[REQUIRED WORK]:
Show the lines below that contain the string "opération".

===== PROVIDED INFORMATION =====

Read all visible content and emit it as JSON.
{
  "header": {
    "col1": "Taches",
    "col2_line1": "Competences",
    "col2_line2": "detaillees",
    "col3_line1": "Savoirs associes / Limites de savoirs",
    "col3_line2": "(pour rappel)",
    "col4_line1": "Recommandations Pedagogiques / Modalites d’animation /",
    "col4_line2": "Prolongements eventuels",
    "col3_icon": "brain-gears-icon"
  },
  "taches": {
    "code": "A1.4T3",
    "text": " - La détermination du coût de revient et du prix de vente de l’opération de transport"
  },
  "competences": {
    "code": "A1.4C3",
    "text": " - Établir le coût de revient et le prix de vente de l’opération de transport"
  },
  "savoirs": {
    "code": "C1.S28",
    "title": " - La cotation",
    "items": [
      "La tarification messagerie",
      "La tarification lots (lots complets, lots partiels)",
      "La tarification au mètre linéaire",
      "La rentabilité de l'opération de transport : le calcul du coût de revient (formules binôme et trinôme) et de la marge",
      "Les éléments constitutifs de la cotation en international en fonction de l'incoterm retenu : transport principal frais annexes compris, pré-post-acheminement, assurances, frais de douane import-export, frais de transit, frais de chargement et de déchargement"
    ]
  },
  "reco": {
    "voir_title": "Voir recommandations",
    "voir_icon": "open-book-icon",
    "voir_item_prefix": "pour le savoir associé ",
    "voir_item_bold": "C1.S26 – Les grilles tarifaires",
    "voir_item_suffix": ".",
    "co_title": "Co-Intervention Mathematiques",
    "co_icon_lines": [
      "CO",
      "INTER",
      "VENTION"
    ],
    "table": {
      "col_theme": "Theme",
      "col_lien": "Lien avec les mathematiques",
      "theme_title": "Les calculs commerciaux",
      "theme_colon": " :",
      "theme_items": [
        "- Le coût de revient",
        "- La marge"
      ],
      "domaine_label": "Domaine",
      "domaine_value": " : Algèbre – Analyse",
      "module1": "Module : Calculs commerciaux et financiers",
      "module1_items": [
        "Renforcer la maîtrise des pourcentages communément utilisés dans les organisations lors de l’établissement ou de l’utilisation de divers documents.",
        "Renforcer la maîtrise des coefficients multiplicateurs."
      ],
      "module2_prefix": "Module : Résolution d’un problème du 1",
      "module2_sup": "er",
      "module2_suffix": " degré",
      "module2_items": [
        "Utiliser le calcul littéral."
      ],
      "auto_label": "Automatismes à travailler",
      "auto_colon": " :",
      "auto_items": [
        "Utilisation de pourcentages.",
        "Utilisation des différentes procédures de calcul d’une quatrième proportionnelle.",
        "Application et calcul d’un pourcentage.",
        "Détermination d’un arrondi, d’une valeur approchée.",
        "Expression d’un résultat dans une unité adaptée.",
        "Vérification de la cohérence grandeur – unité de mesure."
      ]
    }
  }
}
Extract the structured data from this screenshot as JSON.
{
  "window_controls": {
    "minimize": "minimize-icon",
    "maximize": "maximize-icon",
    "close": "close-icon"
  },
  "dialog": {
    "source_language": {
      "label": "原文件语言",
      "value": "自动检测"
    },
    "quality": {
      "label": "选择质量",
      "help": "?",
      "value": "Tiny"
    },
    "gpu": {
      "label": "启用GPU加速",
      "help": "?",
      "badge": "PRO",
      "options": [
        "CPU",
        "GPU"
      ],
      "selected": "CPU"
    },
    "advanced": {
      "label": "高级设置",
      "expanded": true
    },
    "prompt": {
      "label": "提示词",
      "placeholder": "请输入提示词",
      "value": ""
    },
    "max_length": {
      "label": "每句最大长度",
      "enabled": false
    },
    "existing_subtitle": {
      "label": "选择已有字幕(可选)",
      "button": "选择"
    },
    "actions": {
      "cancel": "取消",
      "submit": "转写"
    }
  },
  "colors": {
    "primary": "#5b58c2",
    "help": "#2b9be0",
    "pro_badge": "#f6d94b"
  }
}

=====

[ANSWER SPACE]:
    "text": " - La détermination du coût de revient et du prix de vente de l’opération de transport"
    "text": " - Établir le coût de revient et le prix de vente de l’opération de transport"
      "La rentabilité de l'opération de transport : le calcul du coût de revient (formules binôme et trinôme) et de la marge",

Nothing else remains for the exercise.